Action item: The reply should contain every line of the data, repeated exactly, and no pictures.

Items from an interface collection:
+ + + +
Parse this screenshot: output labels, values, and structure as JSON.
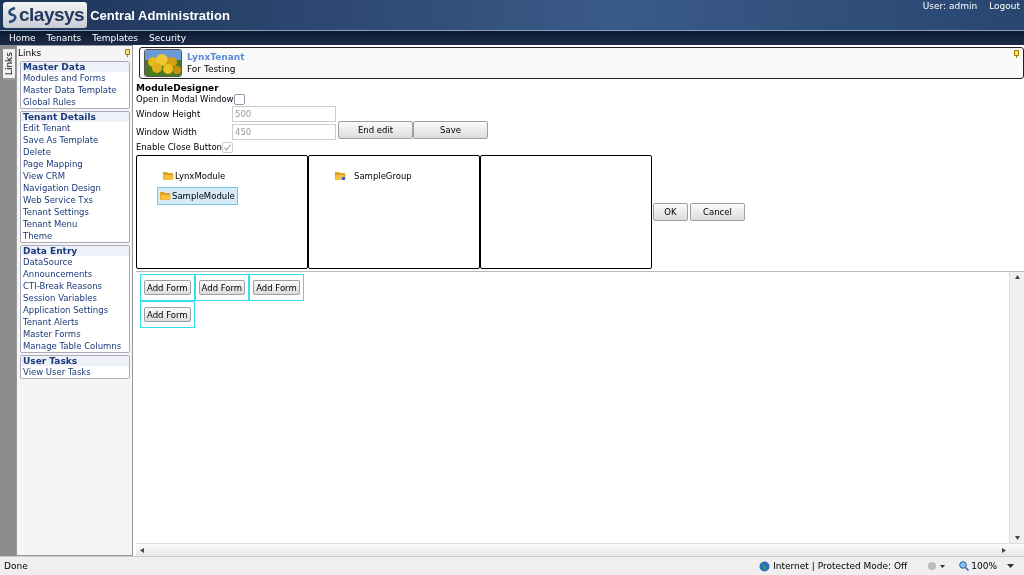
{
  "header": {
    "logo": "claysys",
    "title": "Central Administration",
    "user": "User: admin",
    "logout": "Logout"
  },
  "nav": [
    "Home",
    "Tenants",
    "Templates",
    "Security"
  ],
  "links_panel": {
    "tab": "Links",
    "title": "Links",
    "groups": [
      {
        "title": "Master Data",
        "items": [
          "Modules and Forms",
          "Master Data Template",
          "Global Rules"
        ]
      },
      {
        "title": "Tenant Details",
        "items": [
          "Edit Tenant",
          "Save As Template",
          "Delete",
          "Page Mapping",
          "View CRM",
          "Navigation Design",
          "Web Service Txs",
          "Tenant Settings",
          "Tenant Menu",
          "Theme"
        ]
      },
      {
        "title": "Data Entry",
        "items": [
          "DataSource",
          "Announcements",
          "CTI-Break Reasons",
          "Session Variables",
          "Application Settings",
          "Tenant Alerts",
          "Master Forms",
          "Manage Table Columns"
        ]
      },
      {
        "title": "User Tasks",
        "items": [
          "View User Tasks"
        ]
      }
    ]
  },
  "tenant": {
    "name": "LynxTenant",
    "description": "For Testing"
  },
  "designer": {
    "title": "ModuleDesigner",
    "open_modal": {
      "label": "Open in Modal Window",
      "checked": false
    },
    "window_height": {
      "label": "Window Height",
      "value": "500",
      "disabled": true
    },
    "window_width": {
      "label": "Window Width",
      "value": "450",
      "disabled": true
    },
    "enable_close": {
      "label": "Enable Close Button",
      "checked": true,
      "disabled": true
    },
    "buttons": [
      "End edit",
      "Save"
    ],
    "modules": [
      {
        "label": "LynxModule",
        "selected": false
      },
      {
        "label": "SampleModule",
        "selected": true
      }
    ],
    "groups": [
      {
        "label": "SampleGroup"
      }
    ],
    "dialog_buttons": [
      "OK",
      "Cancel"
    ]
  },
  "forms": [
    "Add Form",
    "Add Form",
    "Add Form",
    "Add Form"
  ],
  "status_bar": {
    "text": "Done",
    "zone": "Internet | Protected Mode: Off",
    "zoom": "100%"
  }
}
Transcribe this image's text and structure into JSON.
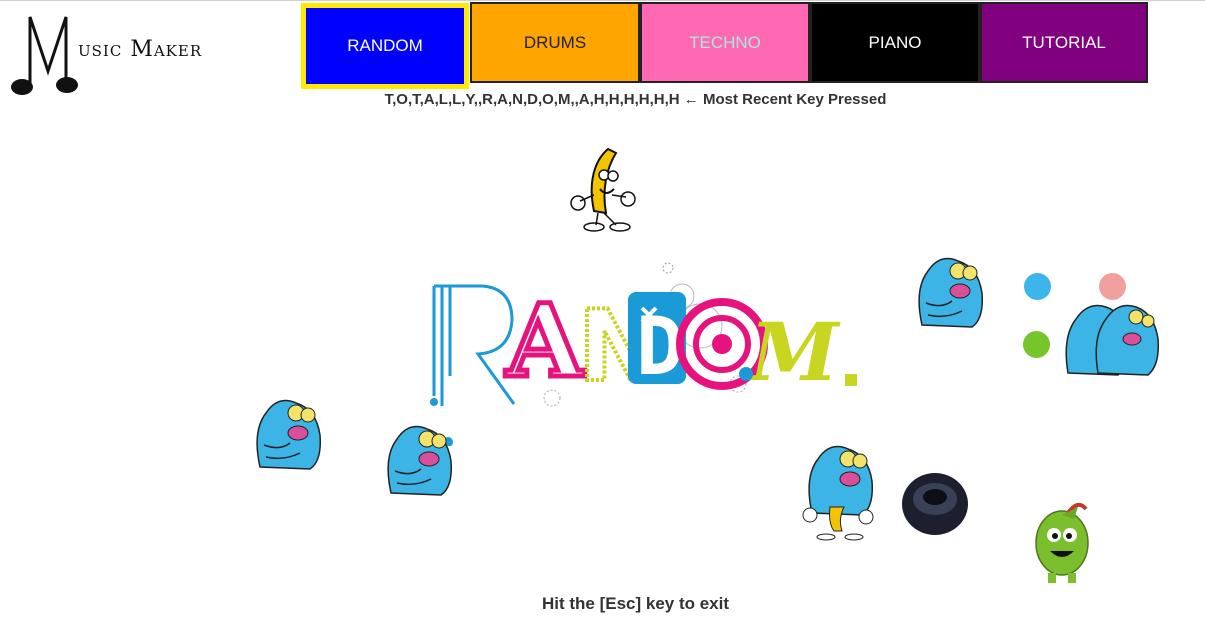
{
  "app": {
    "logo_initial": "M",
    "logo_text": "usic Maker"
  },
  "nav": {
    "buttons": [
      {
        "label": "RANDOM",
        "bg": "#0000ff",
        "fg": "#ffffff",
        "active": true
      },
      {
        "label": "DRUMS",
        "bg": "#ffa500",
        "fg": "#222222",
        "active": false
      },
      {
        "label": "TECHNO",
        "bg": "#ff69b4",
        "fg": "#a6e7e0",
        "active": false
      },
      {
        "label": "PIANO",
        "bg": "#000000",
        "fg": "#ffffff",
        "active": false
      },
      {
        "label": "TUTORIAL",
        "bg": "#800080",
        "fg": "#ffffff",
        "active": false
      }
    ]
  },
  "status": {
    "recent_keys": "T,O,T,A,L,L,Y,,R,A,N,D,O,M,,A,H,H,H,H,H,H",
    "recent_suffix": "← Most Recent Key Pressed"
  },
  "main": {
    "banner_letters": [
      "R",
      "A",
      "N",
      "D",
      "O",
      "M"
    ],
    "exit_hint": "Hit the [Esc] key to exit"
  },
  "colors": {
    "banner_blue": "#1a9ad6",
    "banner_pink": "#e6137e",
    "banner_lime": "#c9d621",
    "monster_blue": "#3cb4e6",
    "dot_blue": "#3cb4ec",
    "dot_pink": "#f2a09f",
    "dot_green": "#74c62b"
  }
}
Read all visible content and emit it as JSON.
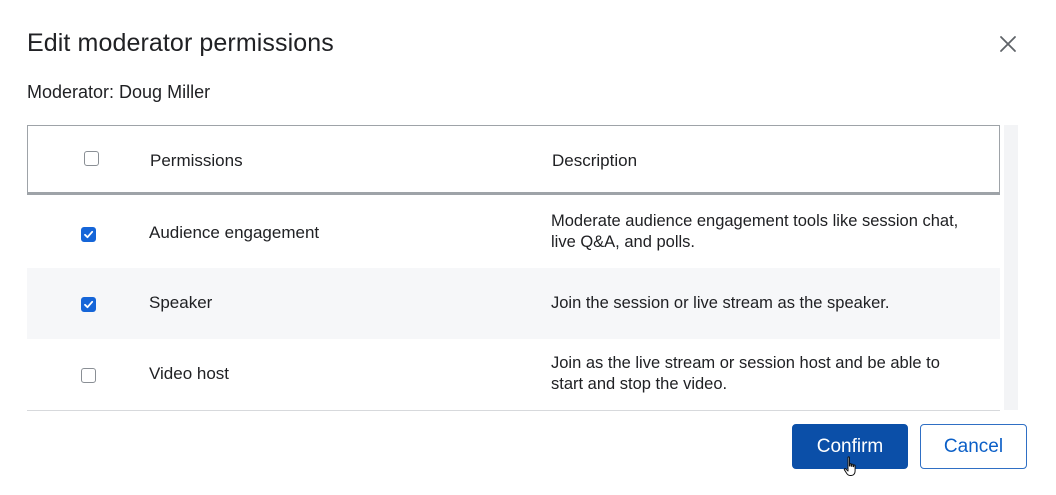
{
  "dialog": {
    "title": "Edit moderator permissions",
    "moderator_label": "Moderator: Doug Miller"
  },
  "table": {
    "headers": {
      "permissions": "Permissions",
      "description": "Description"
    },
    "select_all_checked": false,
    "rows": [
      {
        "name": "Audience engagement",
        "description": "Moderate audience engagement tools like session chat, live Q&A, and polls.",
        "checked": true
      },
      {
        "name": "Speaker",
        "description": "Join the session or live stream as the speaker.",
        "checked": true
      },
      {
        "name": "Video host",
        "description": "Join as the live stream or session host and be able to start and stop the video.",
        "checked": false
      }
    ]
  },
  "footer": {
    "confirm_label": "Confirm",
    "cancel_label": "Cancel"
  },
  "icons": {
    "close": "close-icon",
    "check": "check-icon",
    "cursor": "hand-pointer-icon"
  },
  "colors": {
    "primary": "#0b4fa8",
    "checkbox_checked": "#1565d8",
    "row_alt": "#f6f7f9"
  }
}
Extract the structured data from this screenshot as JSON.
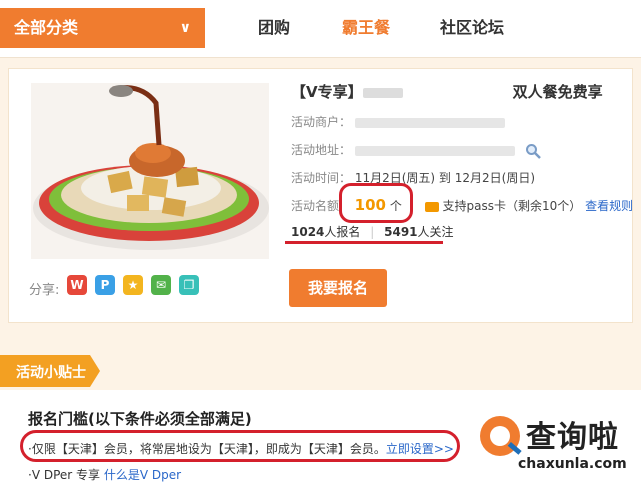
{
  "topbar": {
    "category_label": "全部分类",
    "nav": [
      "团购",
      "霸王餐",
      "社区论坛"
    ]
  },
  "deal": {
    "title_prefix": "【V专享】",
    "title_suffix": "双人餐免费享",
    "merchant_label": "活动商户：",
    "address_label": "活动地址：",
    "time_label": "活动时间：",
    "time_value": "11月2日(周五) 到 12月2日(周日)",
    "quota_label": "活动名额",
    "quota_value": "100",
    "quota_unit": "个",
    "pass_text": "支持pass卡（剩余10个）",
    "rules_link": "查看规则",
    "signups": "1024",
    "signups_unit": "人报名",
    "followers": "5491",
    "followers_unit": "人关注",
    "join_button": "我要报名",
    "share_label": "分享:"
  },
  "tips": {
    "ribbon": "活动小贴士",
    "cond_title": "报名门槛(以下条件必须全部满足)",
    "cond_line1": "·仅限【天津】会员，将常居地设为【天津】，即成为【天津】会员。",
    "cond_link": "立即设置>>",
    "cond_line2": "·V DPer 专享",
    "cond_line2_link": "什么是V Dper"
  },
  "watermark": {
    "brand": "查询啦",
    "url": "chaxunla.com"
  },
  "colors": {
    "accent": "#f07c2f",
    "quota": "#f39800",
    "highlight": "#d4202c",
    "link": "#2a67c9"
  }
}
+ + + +
Your solution:
Parse this screenshot: output labels, values, and structure as JSON.
{
  "header": {
    "logo": "claysys",
    "title": "Central Administration",
    "user": "User: admin",
    "logout": "Logout"
  },
  "nav": [
    "Home",
    "Tenants",
    "Templates",
    "Security"
  ],
  "links_panel": {
    "tab": "Links",
    "title": "Links",
    "groups": [
      {
        "title": "Master Data",
        "items": [
          "Modules and Forms",
          "Master Data Template",
          "Global Rules"
        ]
      },
      {
        "title": "Tenant Details",
        "items": [
          "Edit Tenant",
          "Save As Template",
          "Delete",
          "Page Mapping",
          "View CRM",
          "Navigation Design",
          "Web Service Txs",
          "Tenant Settings",
          "Tenant Menu",
          "Theme"
        ]
      },
      {
        "title": "Data Entry",
        "items": [
          "DataSource",
          "Announcements",
          "CTI-Break Reasons",
          "Session Variables",
          "Application Settings",
          "Tenant Alerts",
          "Master Forms",
          "Manage Table Columns"
        ]
      },
      {
        "title": "User Tasks",
        "items": [
          "View User Tasks"
        ]
      }
    ]
  },
  "tenant": {
    "name": "LynxTenant",
    "description": "For Testing"
  },
  "designer": {
    "title": "ModuleDesigner",
    "open_modal": {
      "label": "Open in Modal Window",
      "checked": false
    },
    "window_height": {
      "label": "Window Height",
      "value": "500",
      "disabled": true
    },
    "window_width": {
      "label": "Window Width",
      "value": "450",
      "disabled": true
    },
    "enable_close": {
      "label": "Enable Close Button",
      "checked": true,
      "disabled": true
    },
    "buttons": [
      "End edit",
      "Save"
    ],
    "modules": [
      {
        "label": "LynxModule",
        "selected": false
      },
      {
        "label": "SampleModule",
        "selected": true
      }
    ],
    "groups": [
      {
        "label": "SampleGroup"
      }
    ],
    "dialog_buttons": [
      "OK",
      "Cancel"
    ]
  },
  "forms": [
    "Add Form",
    "Add Form",
    "Add Form",
    "Add Form"
  ],
  "status_bar": {
    "text": "Done",
    "zone": "Internet | Protected Mode: Off",
    "zoom": "100%"
  }
}
Transcribe this image's text and structure into JSON.
{
  "app": {
    "logo_initial": "M",
    "logo_text": "usic Maker"
  },
  "nav": {
    "buttons": [
      {
        "label": "RANDOM",
        "bg": "#0000ff",
        "fg": "#ffffff",
        "active": true
      },
      {
        "label": "DRUMS",
        "bg": "#ffa500",
        "fg": "#222222",
        "active": false
      },
      {
        "label": "TECHNO",
        "bg": "#ff69b4",
        "fg": "#a6e7e0",
        "active": false
      },
      {
        "label": "PIANO",
        "bg": "#000000",
        "fg": "#ffffff",
        "active": false
      },
      {
        "label": "TUTORIAL",
        "bg": "#800080",
        "fg": "#ffffff",
        "active": false
      }
    ]
  },
  "status": {
    "recent_keys": "T,O,T,A,L,L,Y,,R,A,N,D,O,M,,A,H,H,H,H,H,H",
    "recent_suffix": "← Most Recent Key Pressed"
  },
  "main": {
    "banner_letters": [
      "R",
      "A",
      "N",
      "D",
      "O",
      "M"
    ],
    "exit_hint": "Hit the [Esc] key to exit"
  },
  "colors": {
    "banner_blue": "#1a9ad6",
    "banner_pink": "#e6137e",
    "banner_lime": "#c9d621",
    "monster_blue": "#3cb4e6",
    "dot_blue": "#3cb4ec",
    "dot_pink": "#f2a09f",
    "dot_green": "#74c62b"
  }
}
Read all visible content and emit it as JSON.
{
  "dialog": {
    "title": "Edit moderator permissions",
    "moderator_label": "Moderator: Doug Miller"
  },
  "table": {
    "headers": {
      "permissions": "Permissions",
      "description": "Description"
    },
    "select_all_checked": false,
    "rows": [
      {
        "name": "Audience engagement",
        "description": "Moderate audience engagement tools like session chat, live Q&A, and polls.",
        "checked": true
      },
      {
        "name": "Speaker",
        "description": "Join the session or live stream as the speaker.",
        "checked": true
      },
      {
        "name": "Video host",
        "description": "Join as the live stream or session host and be able to start and stop the video.",
        "checked": false
      }
    ]
  },
  "footer": {
    "confirm_label": "Confirm",
    "cancel_label": "Cancel"
  },
  "icons": {
    "close": "close-icon",
    "check": "check-icon",
    "cursor": "hand-pointer-icon"
  },
  "colors": {
    "primary": "#0b4fa8",
    "checkbox_checked": "#1565d8",
    "row_alt": "#f6f7f9"
  }
}
Extract the structured data from this screenshot as JSON.
{
  "topbar": {
    "category_label": "全部分类",
    "nav": [
      "团购",
      "霸王餐",
      "社区论坛"
    ]
  },
  "deal": {
    "title_prefix": "【V专享】",
    "title_suffix": "双人餐免费享",
    "merchant_label": "活动商户：",
    "address_label": "活动地址：",
    "time_label": "活动时间：",
    "time_value": "11月2日(周五) 到 12月2日(周日)",
    "quota_label": "活动名额",
    "quota_value": "100",
    "quota_unit": "个",
    "pass_text": "支持pass卡（剩余10个）",
    "rules_link": "查看规则",
    "signups": "1024",
    "signups_unit": "人报名",
    "followers": "5491",
    "followers_unit": "人关注",
    "join_button": "我要报名",
    "share_label": "分享:"
  },
  "tips": {
    "ribbon": "活动小贴士",
    "cond_title": "报名门槛(以下条件必须全部满足)",
    "cond_line1": "·仅限【天津】会员，将常居地设为【天津】，即成为【天津】会员。",
    "cond_link": "立即设置>>",
    "cond_line2": "·V DPer 专享",
    "cond_line2_link": "什么是V Dper"
  },
  "watermark": {
    "brand": "查询啦",
    "url": "chaxunla.com"
  },
  "colors": {
    "accent": "#f07c2f",
    "quota": "#f39800",
    "highlight": "#d4202c",
    "link": "#2a67c9"
  }
}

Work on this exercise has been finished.